My Lords, I raise three questions, and I hope that the Minister can respond to them.

The first is whether this is the moment at which we should be trying to revive the peace process, or should we be-as the Israeli Government would wish us to-sitting back, waiting for the dust to settle, doing nothing hasty, and making no innovations? I am sad to have to say that I think that the second choice is disastrous. I hope we will explain to our Israeli friends that we think it is disastrous because the new regimes that are emerging in Arab countries will be more sensitive to public opinion and will be open to radicalisation, and if there is no process to engage with we can be quite sure what will happen. We will drift towards confrontation and perhaps even hostilities. I believe in everything that the Minister and her colleagues have said in recent weeks, and I hope that they share this view and will be active in trying to revive the process.

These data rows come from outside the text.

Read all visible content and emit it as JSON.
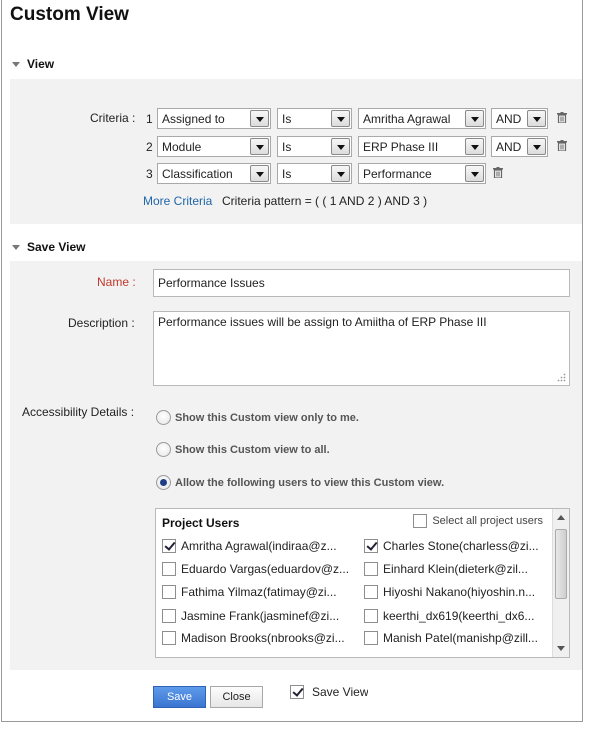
{
  "title": "Custom View",
  "view_section": {
    "heading": "View",
    "criteria_label": "Criteria :",
    "rows": [
      {
        "num": "1",
        "field": "Assigned to",
        "op": "Is",
        "value": "Amritha Agrawal",
        "conj": "AND"
      },
      {
        "num": "2",
        "field": "Module",
        "op": "Is",
        "value": "ERP Phase III",
        "conj": "AND"
      },
      {
        "num": "3",
        "field": "Classification",
        "op": "Is",
        "value": "Performance"
      }
    ],
    "more_criteria": "More Criteria",
    "pattern": "Criteria pattern = ( ( 1 AND 2 ) AND 3 )"
  },
  "save_section": {
    "heading": "Save View",
    "name_label": "Name :",
    "name_value": "Performance Issues",
    "description_label": "Description :",
    "description_value": "Performance issues will be assign to Amiitha of ERP Phase III",
    "access_label": "Accessibility Details :",
    "options": [
      "Show this Custom view only to me.",
      "Show this Custom view to all.",
      "Allow the following users to view this Custom view."
    ],
    "users_heading": "Project Users",
    "select_all": "Select all project users",
    "users": [
      {
        "name": "Amritha Agrawal(indiraa@z...",
        "checked": true
      },
      {
        "name": "Charles Stone(charless@zi...",
        "checked": true
      },
      {
        "name": "Eduardo Vargas(eduardov@z...",
        "checked": false
      },
      {
        "name": "Einhard Klein(dieterk@zil...",
        "checked": false
      },
      {
        "name": "Fathima Yilmaz(fatimay@zi...",
        "checked": false
      },
      {
        "name": "Hiyoshi Nakano(hiyoshin.n...",
        "checked": false
      },
      {
        "name": "Jasmine Frank(jasminef@zi...",
        "checked": false
      },
      {
        "name": "keerthi_dx619(keerthi_dx6...",
        "checked": false
      },
      {
        "name": "Madison Brooks(nbrooks@zi...",
        "checked": false
      },
      {
        "name": "Manish Patel(manishp@zill...",
        "checked": false
      }
    ]
  },
  "footer": {
    "save": "Save",
    "close": "Close",
    "save_view_label": "Save View"
  }
}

Secondly, how is the vacuum in the peace process best filled? I do not think we can hope that Israel or the Palestinians will fill it spontaneously. In those circumstances, I feel that it is important to argue with the United States that it, together with the quartet, should put some kind of outline down on the table and test the views of the parties to that outline. It need not be anything particularly ambitious. It could be within the parameters of the Clinton negotiations at the White House and the subsequent Taba negotiations, but we need some substance on the table, otherwise the thing will just go round in circles.

Thirdly, who should we, Britain, and our European allies be talking to? I believe we should be talking to everyone, and that includes Hamas. We must surely now make a distinction between talking to everyone and negotiating. That is the essence of diplomacy. We should not negotiate with anyone, including Hamas, who does not desist from violence and does not accept the Arab peace initiative, but we should talk to everyone because we will have something to say if an outline is put on the table, and preserving the old system of boycotting Hamas completely will be counterproductive.

I hope that we can hear a response from the Government on those three points. We are at an important moment, and I hope that we will turn it into an opportunity, not another entry in the long catalogue of missed opportunities.